Sacrificing the better part of their university holidays (21 days!), a group of forty current Theatre Arts and Design (TAD) students, of which seven were alumni students, ensured that the lighting, sound, stage set-ups, etc. at fifteen of the 32 venues of this year’s festival met international standards.
The NAF returned to its home in Makhanda from June 23 to July 3 after a two-year long gap due to COVID-19 restrictions.
Hardus Koekemoer, lecturer at the Department of Performing Arts who was part of a group of staff members accompanying the students, says: "No money in the world can buy this kind of experience. Some of the students worked on sixty shows in a period of ten days, and that is no mean feat."
For some students, it was the first time during their studies that they worked alongside seasoned directors.
This year also saw the first time that the NAF involved students with impairments to garner technical expertise.
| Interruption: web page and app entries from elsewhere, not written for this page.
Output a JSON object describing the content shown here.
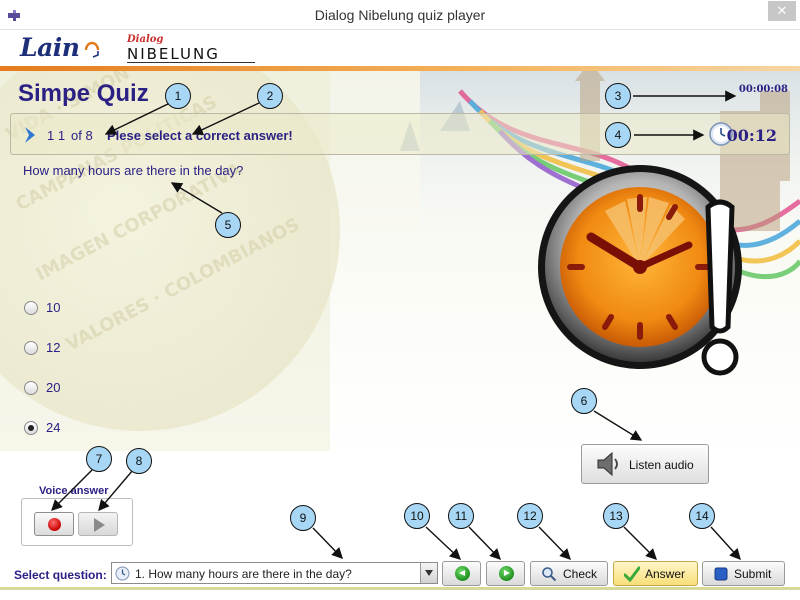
{
  "window": {
    "title": "Dialog Nibelung quiz player",
    "close_label": "✕"
  },
  "logo": {
    "lain": "Lain",
    "dialog": "Dialog",
    "nibelung": "NIBELUNG"
  },
  "quiz": {
    "title": "Simpe Quiz",
    "elapsed_total": "00:00:08",
    "question_number": "1 1",
    "question_of": "of 8",
    "instruction": "Plese select a correct answer!",
    "countdown": "00:12",
    "question_text": "How many hours are there in the day?",
    "options": [
      {
        "label": "10",
        "selected": false
      },
      {
        "label": "12",
        "selected": false
      },
      {
        "label": "20",
        "selected": false
      },
      {
        "label": "24",
        "selected": true
      }
    ]
  },
  "audio": {
    "listen_label": "Listen audio"
  },
  "voice": {
    "label": "Voice answer"
  },
  "toolbar": {
    "select_label": "Select question:",
    "selected_question": "1. How many hours are there in the day?",
    "check_label": "Check",
    "answer_label": "Answer",
    "submit_label": "Submit"
  },
  "callouts": [
    "1",
    "2",
    "3",
    "4",
    "5",
    "6",
    "7",
    "8",
    "9",
    "10",
    "11",
    "12",
    "13",
    "14"
  ],
  "colors": {
    "accent_text": "#2b2185",
    "brand_orange": "#e57b1c",
    "callout_fill": "#a7d7f5",
    "answer_button": "#f8df78"
  },
  "icons": {
    "app": "puzzle-app-icon",
    "chevron": "chevron-right-icon",
    "clock": "clock-icon",
    "alarm": "alarm-clock-exclamation-icon",
    "speaker": "speaker-icon",
    "record": "record-icon",
    "play": "play-icon",
    "prev": "arrow-left-icon",
    "next": "arrow-right-icon",
    "check": "magnifier-icon",
    "answer": "checkmark-icon",
    "submit": "submit-square-icon"
  }
}
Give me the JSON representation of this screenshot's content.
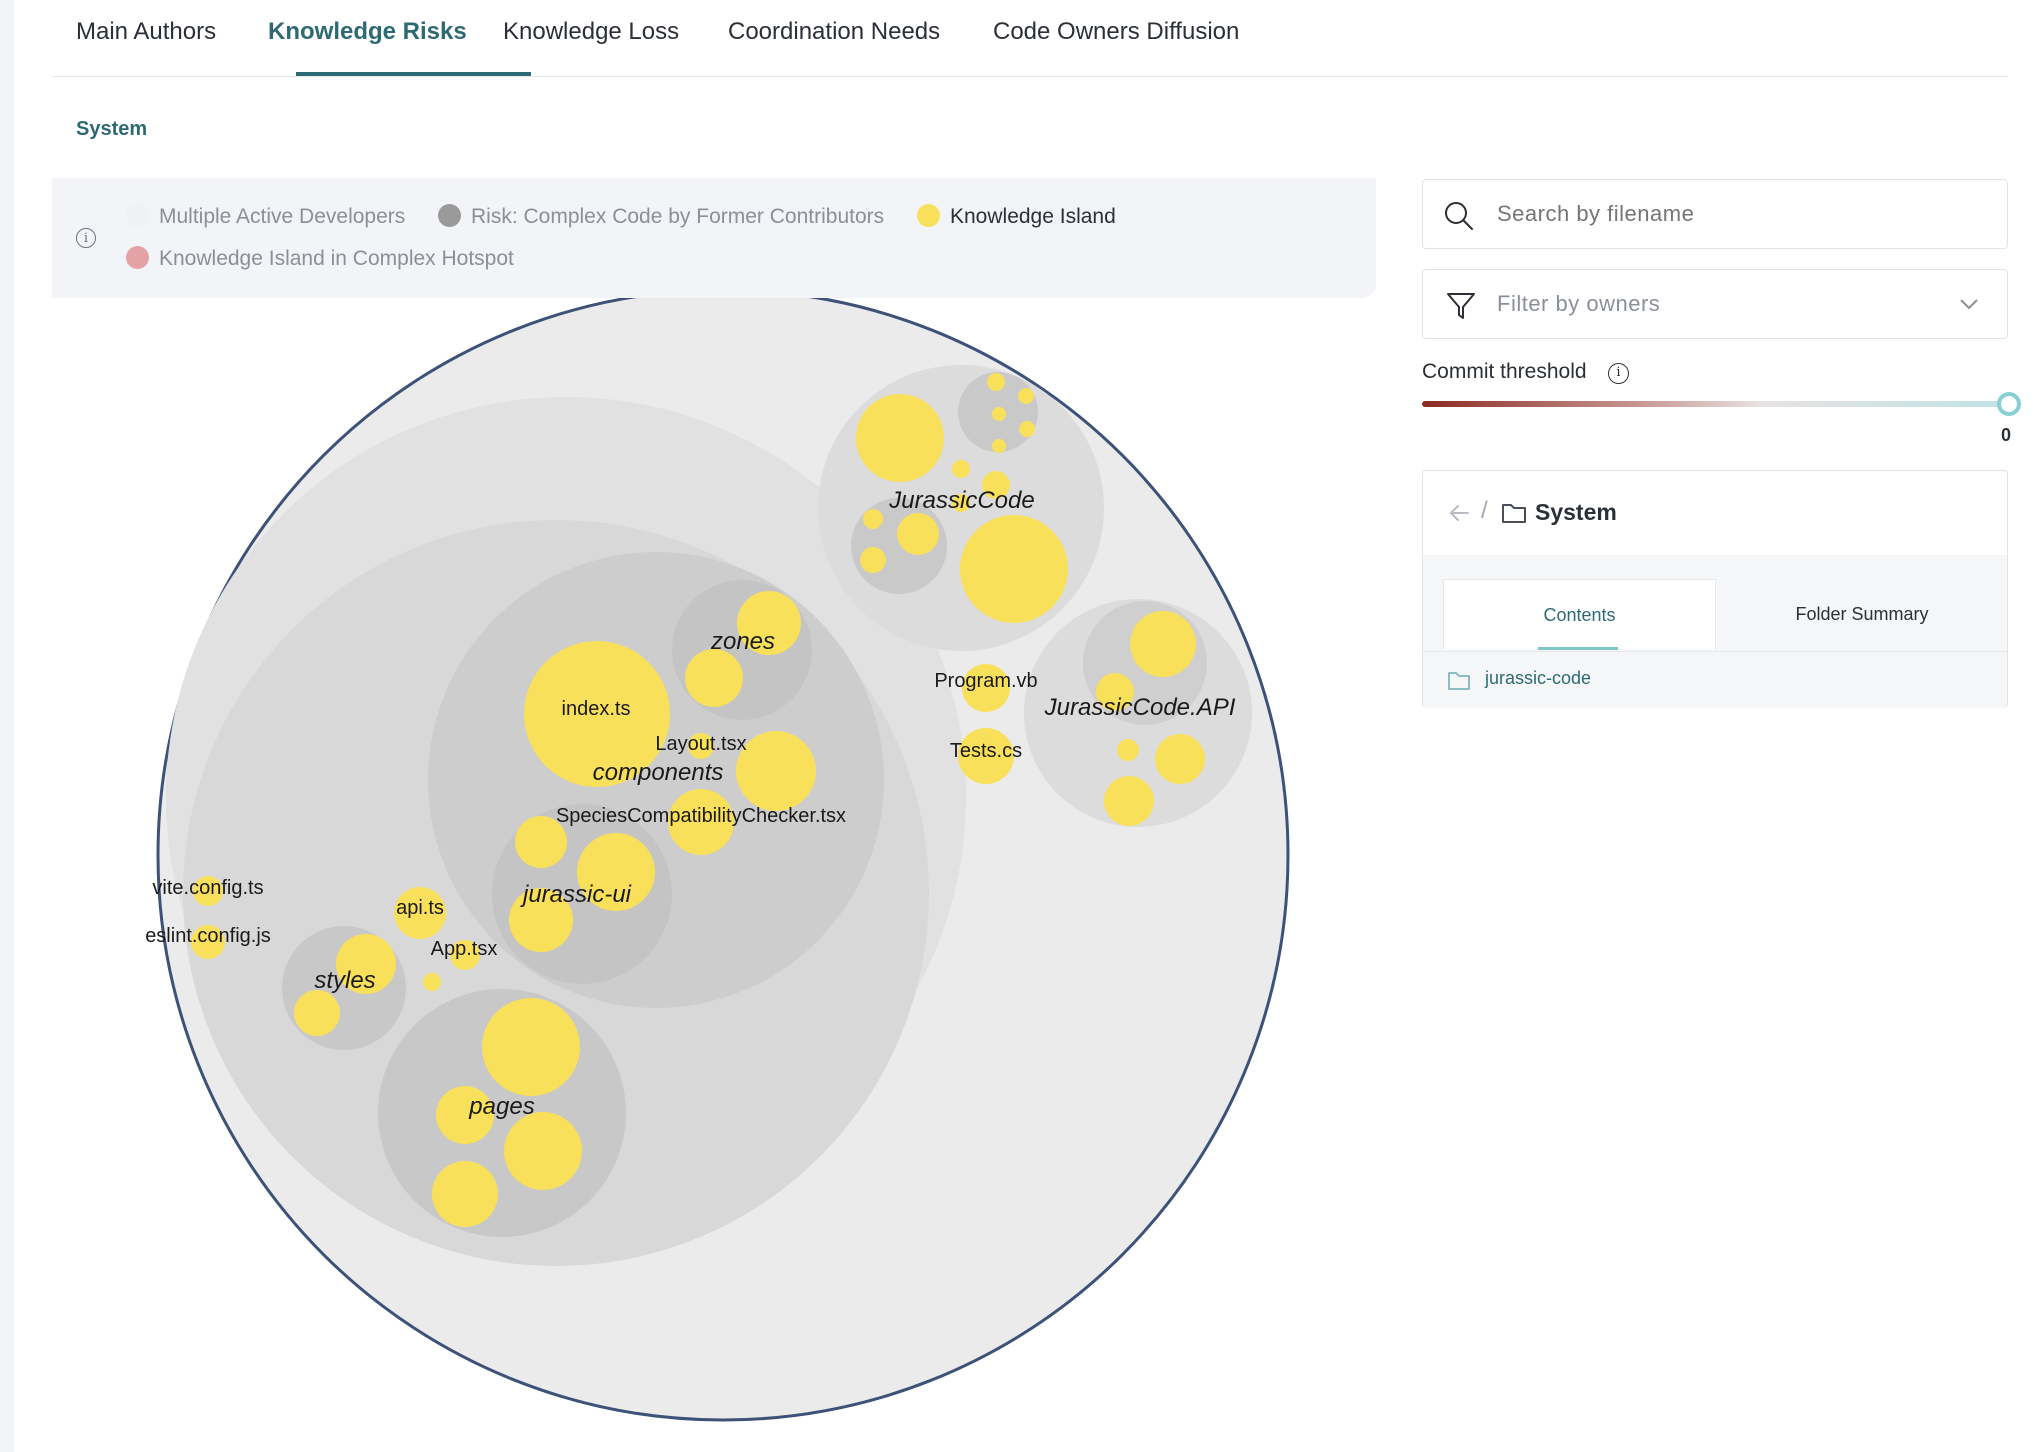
{
  "tabs": [
    {
      "label": "Main Authors"
    },
    {
      "label": "Knowledge Risks"
    },
    {
      "label": "Knowledge Loss"
    },
    {
      "label": "Coordination Needs"
    },
    {
      "label": "Code Owners Diffusion"
    }
  ],
  "breadcrumb_root": "System",
  "legend": {
    "items": [
      {
        "label": "Multiple Active Developers",
        "color": "#f0f1f3"
      },
      {
        "label": "Risk: Complex Code by Former Contributors",
        "color": "#9a9a9a"
      },
      {
        "label": "Knowledge Island",
        "color": "#f9e05a"
      },
      {
        "label": "Knowledge Island in Complex Hotspot",
        "color": "#e3a3a6"
      }
    ]
  },
  "chart_labels": {
    "jurassiccode": "JurassicCode",
    "jurassiccode_api": "JurassicCode.API",
    "zones": "zones",
    "components": "components",
    "jurassic_ui": "jurassic-ui",
    "styles": "styles",
    "pages": "pages",
    "index_ts": "index.ts",
    "layout_tsx": "Layout.tsx",
    "species": "SpeciesCompatibilityChecker.tsx",
    "program_vb": "Program.vb",
    "tests_cs": "Tests.cs",
    "vite_config": "vite.config.ts",
    "eslint_config": "eslint.config.js",
    "api_ts": "api.ts",
    "app_tsx": "App.tsx"
  },
  "search": {
    "placeholder": "Search by filename"
  },
  "filter": {
    "placeholder": "Filter by owners"
  },
  "commit_threshold": {
    "label": "Commit threshold",
    "value": "0"
  },
  "navigator": {
    "folder": "System",
    "separator": "/",
    "tabs": {
      "contents": "Contents",
      "summary": "Folder Summary"
    },
    "items": [
      {
        "label": "jurassic-code"
      }
    ]
  },
  "colors": {
    "accent": "#2e6a73",
    "knowledge_island": "#f9e05a",
    "outline": "#3d5279"
  }
}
Two postgraduate students with impairments formed part of this group.
They showed their mettle as a production manager at the Rhodes Theatre and as a lighting technician at the Settlers Monument, a jazz venue at the festival.
The experience also counts towards students’ Work-Integrated Learning (WIL), as part of which they were evaluated on how the venues looked prior to productions as well as the professionality of their work during the shows.